In Jerry Stiller’s book, “Married to Laughter,” Jerry relates the story of his mother taking him to ORCHARD STREET to purchase a Bar Mitzvah suit. His mother’s bargaining skills “were honed to razor sharpness.” The wool, top-of-the-line material (not to be confused with rayon or some synthetic) had an asking “prayz” (price) of $13. His mother told him, “Don’t say you like it because he’s going to want more money if he knows you like it.” After “handlin,” the suit cost $6.50.
Orchid Street today:
Zarin Fabrics, located at 69 Orchard Street, has been around since 1936.
Harry Zarin was the founder. It has been located on Grand, Allen and two different Orchard Street addresses. It now takes up three levels of its current building, selling colorful fabric (“shtof”) bolts as well as window ornaments and upholstery. In the ‘80s, a huge fire occurred and their inventory went into storage.
Harry’s son, Bobby, used a bullhorn to advertise the new location, which was only legal if it included a public service announcement. So, Bobby would drive through the streets announcing, “Come visit Harry Zarin Company’s new fabric warehouse--AND DON’T FORGET TO VOTE!”
The ORCHARD CORSET CENTER
In 1968, Isaiah Bergstein opened Orchard Corset, when corsets were very much in demand. As corset sales diminished, Isaiah began to add a line of bras, girdles, and shapewear. Magda, his wife, was well-known throughout all of N. Y. as the finest bra (“stanik”) fitter in Manhattan. She could tell any woman who walked through the door her correct bra size with a three-second glance. Later, because of popular television reality shows, she became known as the “bra whisperer.” Daughter-in-law, Peggy, is now a second generation “bra whisperer.”

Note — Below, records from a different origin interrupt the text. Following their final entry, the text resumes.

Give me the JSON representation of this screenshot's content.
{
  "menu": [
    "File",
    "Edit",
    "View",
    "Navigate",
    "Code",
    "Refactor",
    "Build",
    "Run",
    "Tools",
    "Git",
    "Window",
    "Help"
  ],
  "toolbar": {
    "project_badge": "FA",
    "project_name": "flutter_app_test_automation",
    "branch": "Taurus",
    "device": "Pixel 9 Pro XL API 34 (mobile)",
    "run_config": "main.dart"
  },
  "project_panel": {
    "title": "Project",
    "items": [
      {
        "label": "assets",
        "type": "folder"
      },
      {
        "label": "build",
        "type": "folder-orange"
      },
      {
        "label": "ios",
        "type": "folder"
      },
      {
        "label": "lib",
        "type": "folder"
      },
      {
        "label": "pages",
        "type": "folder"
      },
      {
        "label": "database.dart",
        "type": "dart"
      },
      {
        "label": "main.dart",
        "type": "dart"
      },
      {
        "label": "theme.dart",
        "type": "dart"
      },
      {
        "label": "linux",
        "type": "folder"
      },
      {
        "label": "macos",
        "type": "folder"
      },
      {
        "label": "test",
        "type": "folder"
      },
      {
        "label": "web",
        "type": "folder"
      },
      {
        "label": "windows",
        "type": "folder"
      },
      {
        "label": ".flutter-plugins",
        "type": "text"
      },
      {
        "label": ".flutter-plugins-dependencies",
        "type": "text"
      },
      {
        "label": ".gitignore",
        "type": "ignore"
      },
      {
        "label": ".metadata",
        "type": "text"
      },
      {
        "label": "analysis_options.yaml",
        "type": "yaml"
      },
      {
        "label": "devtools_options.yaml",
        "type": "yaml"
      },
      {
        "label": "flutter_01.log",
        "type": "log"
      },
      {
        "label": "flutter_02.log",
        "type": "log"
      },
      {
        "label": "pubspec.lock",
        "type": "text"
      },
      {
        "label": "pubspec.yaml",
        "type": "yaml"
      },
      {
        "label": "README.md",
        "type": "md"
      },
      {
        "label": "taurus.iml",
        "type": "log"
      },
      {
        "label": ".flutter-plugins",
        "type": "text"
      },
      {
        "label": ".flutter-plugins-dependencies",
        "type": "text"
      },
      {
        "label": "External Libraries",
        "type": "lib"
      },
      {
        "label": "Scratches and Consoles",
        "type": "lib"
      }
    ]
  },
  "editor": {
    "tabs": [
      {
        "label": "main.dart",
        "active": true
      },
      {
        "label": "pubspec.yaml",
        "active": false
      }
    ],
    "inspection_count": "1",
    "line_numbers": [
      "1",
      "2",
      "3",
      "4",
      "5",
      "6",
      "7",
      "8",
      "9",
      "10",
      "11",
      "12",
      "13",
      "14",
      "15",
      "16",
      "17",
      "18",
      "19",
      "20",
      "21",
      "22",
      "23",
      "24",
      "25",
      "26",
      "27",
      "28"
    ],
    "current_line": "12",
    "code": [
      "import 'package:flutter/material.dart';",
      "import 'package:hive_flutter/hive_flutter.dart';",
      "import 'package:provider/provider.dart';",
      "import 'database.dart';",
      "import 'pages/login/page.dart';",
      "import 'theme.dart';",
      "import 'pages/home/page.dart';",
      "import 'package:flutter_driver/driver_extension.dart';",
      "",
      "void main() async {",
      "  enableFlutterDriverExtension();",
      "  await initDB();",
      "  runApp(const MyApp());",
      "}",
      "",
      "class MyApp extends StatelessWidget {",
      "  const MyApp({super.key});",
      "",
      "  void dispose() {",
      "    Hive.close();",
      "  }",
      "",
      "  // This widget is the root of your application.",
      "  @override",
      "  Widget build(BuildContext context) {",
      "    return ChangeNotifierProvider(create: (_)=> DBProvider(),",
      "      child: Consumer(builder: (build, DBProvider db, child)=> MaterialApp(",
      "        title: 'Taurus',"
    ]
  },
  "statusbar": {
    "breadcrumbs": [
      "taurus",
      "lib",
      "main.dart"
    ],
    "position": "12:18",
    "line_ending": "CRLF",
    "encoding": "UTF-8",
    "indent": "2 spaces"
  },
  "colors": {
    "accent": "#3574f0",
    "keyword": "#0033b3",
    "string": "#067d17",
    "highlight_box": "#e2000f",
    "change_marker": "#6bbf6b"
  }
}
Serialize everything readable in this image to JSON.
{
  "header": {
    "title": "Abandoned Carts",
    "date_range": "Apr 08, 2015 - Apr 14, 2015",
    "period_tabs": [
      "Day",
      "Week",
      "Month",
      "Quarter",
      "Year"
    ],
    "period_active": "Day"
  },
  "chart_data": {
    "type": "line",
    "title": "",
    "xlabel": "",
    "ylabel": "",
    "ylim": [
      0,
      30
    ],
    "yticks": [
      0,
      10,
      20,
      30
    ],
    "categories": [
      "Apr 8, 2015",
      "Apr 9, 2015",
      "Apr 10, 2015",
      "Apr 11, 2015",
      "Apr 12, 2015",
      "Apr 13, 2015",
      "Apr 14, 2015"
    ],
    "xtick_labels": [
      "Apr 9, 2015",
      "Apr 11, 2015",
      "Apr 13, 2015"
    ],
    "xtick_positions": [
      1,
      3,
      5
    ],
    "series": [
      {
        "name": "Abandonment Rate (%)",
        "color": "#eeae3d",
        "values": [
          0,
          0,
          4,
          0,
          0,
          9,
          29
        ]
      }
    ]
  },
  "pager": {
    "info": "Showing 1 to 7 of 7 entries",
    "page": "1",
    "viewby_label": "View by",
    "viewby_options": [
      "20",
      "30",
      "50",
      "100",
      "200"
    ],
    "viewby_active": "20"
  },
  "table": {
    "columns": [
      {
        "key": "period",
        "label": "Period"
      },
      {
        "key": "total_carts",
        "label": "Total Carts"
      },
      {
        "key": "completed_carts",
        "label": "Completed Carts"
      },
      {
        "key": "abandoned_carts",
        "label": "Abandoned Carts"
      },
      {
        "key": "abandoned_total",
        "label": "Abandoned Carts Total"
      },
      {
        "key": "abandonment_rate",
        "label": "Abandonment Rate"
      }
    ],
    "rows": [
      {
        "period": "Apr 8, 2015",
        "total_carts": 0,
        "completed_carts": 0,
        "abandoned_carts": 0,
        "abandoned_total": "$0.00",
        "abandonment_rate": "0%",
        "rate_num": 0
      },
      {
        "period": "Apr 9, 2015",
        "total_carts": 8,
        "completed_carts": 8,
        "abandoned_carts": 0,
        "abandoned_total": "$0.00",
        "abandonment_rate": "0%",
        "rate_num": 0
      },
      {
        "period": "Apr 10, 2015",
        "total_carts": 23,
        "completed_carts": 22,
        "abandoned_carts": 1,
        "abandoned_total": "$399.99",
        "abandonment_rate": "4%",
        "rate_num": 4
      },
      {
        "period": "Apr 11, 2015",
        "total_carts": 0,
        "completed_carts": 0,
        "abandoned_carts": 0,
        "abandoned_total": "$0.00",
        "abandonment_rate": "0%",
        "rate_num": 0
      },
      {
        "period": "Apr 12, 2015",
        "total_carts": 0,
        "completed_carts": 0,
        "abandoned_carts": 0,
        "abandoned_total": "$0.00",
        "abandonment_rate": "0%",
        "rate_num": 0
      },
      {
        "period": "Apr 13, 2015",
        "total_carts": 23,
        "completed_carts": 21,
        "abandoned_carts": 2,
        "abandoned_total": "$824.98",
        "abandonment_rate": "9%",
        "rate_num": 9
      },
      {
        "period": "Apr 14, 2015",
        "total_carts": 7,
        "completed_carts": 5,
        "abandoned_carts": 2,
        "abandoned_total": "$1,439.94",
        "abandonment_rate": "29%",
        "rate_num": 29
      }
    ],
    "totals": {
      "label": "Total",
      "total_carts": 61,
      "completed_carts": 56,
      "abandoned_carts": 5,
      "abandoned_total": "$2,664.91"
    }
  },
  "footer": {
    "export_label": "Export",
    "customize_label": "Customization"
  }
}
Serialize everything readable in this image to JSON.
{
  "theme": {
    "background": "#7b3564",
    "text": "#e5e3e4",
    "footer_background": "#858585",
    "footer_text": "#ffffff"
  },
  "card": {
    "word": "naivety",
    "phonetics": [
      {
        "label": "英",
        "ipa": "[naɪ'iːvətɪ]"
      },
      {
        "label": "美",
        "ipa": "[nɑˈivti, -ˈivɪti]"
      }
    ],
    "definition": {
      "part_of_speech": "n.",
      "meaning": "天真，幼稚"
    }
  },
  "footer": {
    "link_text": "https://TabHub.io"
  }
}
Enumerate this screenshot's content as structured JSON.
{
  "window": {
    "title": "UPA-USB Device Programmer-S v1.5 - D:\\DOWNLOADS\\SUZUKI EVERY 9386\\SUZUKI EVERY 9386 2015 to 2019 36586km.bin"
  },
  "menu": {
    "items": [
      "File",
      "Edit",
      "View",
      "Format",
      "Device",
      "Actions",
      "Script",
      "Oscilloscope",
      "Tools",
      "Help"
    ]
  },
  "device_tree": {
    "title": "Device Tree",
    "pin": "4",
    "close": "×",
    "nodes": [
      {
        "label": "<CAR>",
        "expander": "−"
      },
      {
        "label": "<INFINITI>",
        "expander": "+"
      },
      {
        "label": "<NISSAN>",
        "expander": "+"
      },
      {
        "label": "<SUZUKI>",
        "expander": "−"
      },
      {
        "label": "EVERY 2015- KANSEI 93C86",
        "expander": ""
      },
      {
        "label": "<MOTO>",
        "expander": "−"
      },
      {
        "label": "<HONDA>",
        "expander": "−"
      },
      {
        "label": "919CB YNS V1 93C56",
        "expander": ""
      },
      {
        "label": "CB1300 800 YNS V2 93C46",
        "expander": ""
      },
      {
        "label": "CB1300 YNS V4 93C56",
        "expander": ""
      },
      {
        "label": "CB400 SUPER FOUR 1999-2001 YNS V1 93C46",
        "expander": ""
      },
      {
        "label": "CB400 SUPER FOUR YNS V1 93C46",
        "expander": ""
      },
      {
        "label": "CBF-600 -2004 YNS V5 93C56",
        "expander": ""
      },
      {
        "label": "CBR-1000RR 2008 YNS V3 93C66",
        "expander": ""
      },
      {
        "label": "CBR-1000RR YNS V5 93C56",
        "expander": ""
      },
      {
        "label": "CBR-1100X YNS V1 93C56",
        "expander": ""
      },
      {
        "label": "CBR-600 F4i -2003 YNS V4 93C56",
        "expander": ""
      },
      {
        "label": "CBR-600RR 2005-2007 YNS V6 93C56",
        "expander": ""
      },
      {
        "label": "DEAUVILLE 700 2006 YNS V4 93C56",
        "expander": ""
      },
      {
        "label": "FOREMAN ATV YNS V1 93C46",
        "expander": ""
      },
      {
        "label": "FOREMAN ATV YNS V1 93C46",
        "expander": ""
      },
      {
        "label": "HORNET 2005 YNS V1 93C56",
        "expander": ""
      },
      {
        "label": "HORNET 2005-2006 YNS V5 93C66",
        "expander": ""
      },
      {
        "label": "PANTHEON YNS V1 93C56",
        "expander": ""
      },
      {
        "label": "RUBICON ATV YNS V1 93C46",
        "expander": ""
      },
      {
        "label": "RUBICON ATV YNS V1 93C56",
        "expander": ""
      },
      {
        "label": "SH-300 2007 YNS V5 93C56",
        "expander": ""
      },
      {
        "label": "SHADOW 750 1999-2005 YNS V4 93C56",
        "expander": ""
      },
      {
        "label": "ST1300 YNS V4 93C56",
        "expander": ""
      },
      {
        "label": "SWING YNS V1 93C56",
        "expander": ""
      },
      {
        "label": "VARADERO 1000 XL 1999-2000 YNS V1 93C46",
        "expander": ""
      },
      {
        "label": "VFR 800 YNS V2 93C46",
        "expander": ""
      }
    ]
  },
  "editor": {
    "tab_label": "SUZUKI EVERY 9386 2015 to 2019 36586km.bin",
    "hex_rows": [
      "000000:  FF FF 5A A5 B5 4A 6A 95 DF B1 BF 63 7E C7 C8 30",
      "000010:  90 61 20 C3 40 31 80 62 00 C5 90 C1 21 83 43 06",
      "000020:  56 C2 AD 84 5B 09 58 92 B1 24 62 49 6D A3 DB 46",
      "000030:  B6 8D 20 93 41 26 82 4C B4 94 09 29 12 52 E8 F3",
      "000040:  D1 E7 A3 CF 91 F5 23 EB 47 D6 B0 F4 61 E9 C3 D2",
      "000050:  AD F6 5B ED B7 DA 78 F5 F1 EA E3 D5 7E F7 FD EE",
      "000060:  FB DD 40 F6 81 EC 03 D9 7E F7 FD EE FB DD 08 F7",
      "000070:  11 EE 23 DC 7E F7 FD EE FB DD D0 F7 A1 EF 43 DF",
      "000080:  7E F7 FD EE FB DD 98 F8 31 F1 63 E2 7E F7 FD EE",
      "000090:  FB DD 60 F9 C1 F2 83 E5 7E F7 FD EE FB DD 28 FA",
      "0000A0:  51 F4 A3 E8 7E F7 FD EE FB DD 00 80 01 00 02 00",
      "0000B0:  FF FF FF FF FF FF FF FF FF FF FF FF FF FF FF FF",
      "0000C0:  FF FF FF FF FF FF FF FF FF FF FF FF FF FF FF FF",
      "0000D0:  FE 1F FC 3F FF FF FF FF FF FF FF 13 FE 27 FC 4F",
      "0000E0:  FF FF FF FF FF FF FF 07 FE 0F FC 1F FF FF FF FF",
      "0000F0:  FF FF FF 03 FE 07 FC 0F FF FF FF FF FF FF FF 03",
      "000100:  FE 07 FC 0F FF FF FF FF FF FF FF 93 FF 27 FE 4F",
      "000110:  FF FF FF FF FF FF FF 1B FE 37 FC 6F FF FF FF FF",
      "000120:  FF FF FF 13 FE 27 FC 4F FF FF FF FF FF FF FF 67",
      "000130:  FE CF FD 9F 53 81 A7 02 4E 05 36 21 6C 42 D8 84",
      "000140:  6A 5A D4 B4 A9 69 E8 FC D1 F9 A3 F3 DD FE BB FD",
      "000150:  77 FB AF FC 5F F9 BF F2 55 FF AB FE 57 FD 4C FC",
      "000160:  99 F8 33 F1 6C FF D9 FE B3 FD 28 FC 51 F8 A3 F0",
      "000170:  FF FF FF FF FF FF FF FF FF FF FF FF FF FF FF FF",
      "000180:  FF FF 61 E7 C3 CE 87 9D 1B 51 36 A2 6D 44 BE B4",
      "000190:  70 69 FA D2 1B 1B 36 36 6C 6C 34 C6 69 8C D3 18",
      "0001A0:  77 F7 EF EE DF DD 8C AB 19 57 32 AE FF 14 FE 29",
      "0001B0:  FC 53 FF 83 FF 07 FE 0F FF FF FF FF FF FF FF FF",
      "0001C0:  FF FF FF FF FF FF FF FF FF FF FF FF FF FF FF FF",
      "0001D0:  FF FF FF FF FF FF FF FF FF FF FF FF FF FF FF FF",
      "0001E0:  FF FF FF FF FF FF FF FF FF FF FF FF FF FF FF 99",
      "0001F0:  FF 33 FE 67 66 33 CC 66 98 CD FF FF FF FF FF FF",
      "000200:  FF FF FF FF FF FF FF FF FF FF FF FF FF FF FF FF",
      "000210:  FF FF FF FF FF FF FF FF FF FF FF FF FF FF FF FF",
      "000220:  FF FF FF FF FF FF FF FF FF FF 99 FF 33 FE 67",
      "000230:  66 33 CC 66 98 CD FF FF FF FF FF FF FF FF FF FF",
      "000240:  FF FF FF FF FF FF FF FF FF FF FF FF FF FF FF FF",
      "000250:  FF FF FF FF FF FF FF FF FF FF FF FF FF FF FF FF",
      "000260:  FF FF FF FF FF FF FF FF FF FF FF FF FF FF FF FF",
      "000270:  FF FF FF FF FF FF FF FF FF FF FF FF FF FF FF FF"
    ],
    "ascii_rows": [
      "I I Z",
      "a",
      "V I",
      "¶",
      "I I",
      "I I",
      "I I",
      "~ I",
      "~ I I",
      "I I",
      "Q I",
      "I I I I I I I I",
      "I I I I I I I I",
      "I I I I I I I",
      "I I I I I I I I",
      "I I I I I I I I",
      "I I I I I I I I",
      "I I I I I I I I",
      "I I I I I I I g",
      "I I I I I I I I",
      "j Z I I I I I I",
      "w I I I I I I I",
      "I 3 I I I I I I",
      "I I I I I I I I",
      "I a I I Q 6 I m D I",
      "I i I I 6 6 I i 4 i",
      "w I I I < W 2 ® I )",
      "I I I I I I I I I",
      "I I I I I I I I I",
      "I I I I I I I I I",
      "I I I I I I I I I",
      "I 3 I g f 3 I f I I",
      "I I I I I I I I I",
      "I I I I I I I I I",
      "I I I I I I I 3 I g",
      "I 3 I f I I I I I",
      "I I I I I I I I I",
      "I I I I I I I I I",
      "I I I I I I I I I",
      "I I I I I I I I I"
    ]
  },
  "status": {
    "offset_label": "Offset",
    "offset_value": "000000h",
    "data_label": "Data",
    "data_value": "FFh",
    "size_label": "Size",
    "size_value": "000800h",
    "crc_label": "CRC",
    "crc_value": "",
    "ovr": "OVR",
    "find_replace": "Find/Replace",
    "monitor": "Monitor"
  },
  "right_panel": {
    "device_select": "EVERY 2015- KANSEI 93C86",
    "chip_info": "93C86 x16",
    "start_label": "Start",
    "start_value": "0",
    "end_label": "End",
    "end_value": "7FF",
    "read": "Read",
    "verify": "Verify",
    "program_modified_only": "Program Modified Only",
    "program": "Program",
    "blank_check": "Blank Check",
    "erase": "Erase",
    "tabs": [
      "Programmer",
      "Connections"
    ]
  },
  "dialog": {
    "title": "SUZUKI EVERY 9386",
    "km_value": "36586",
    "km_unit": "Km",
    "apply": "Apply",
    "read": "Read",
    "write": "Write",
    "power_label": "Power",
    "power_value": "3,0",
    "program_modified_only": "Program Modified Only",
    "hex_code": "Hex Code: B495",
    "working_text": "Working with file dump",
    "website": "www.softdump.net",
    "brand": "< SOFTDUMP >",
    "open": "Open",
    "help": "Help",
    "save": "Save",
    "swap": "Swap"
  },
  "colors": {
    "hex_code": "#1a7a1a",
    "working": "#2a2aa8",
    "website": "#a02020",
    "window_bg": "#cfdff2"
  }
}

And ALTMAN LUGGAGE, 135 ORCHARD STREET, has been around since 1920. The Altmans retired in the late ‘70s, and sold the business to Bettinger’s Luggage Shop, an even older neighborhood store on Rivington Street that was founded in 1914. James Gandolfini regularly shopped there.
Moscot’s eyeware was started by Hyman Moscot. He began selling ready-made eyeglasses (“briln”) from a pushcart (“shtupvegl”) on Orchard Street.
In 1925, Hyman’s son, Sol, joined the family business at the age of 15. He helped take over the reigns of the family’s first retail store, at 94 Rivington Street. By 1938, the company settled at 118 Orchard Street on the corner of Delancey. In Jan. 2015, Moscot celebrated its 100 year birthday.
ORCHARD STREET RUNNERS (OSR)
Joe DiNito founded Orchard Street Runners. The members include a wide variety of people who live and work on the Lower East Side. OSR also produces community based social events around the running community. Notable races include Midnight Half.
MARJORIE WOLFE LAST SHOPPED ON ORCHARD STREET IN 1961. SHE STILL HAS A NOSTALGIA FOR THE ORCHARD STREET OF BYGONE DAYS....AND THE DAVEGA APPLIANCE STORE, MALTZ’S CANDY STORE, THE CHARLOTTE RUSSE, DREW PEARSON, AND “THE SHADOW” ON SUNDAYS AT 5:00 P.M.
More Majorie Wolfe
All Things Jewish
Jewish Communities of the World